Many American artists explored printmaking as part of their artistic practice.  James McNeill Whistler created 490 etchings over the course of his career, using figural subjects as well as sites in London, Venice, Brussels, and Amsterdam as his sources.  Mary Cassatt and Frederick Childe Hassam created etchings, and in the case of the former, also aquatints, that delved further into their chosen subject matter. 

 

Most of the Ashcan artists such as Ernest Lawson, Arthur B. Davies, and Everett Shinn made prints, but with the exception of John Sloan, only handfuls. Sloan produced etchings of New York City life, both public and private, while Reginald Marsh’s etchings show life on the boardwalk of Coney Island or in the bowels of the Bowery.
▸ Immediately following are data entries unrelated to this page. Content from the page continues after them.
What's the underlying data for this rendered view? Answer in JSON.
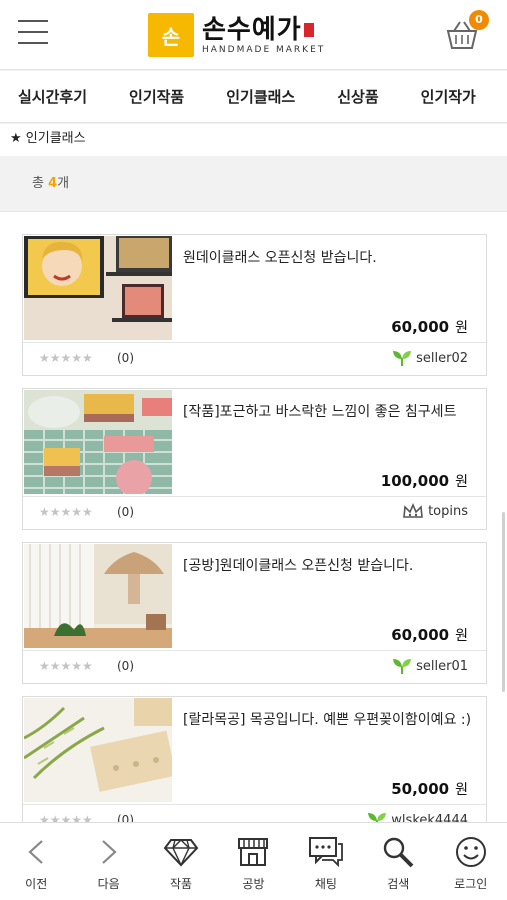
{
  "header": {
    "logo_mark": "손",
    "logo_title": "손수예가",
    "logo_subtitle": "HANDMADE MARKET",
    "cart_count": "0"
  },
  "tabs": [
    "실시간후기",
    "인기작품",
    "인기클래스",
    "신상품",
    "인기작가"
  ],
  "breadcrumb": "★ 인기클래스",
  "count": {
    "prefix": "총 ",
    "num": "4",
    "suffix": "개"
  },
  "products": [
    {
      "title": "원데이클래스 오픈신청 받습니다.",
      "price": "60,000",
      "won": "원",
      "stars": "★★★★★",
      "rating": "(0)",
      "seller": "seller02",
      "seller_icon": "sprout-icon"
    },
    {
      "title": "[작품]포근하고 바스락한 느낌이 좋은 침구세트",
      "price": "100,000",
      "won": "원",
      "stars": "★★★★★",
      "rating": "(0)",
      "seller": "topins",
      "seller_icon": "crown-icon"
    },
    {
      "title": "[공방]원데이클래스 오픈신청 받습니다.",
      "price": "60,000",
      "won": "원",
      "stars": "★★★★★",
      "rating": "(0)",
      "seller": "seller01",
      "seller_icon": "sprout-icon"
    },
    {
      "title": "[랄라목공] 목공입니다. 예쁜 우편꽂이함이예요 :)",
      "price": "50,000",
      "won": "원",
      "stars": "★★★★★",
      "rating": "(0)",
      "seller": "wlskek4444",
      "seller_icon": "sprout-icon"
    }
  ],
  "bottom_nav": [
    {
      "label": "이전",
      "icon": "back-icon"
    },
    {
      "label": "다음",
      "icon": "forward-icon"
    },
    {
      "label": "작품",
      "icon": "diamond-icon"
    },
    {
      "label": "공방",
      "icon": "shop-icon"
    },
    {
      "label": "채팅",
      "icon": "chat-icon"
    },
    {
      "label": "검색",
      "icon": "search-icon"
    },
    {
      "label": "로그인",
      "icon": "smile-icon"
    }
  ],
  "colors": {
    "accent": "#f6b800",
    "badge": "#f08a00",
    "sprout": "#5cb82e"
  }
}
Maurice Prendergast’s monotypes were more specialized, featuring single female figures elaborately dressed or the leisure scenes in the park or along the shore.  George Bellows made lithographs of family members and local scenes, but is best known for his famous series of 16 boxing prints based upon his paintings of this subject matter.

 

Regionalist artists Thomas Hart Benton, John Steuart Curry, and Grant Wood also included printmaking as a significant part of their oeuvre.  Usually lithographs, their subjects relate to corresponding paintings.  Edward Hopper made etchings from 1915-1923 that feature outdoor and indoor New York City scenes; his early prints are more illustrational in nature, while his later ones are richly printed with chiaroscuro and have narratives.   Modernists such as John Marin made etchings; in his case, mostly of New York City and European urban subjects.  Marsden Hartley made lithographs of still lifes and landscapes, while Stuart Davis made lithographs of his earlier work and in the 1950s, colored screenprints of his paintings.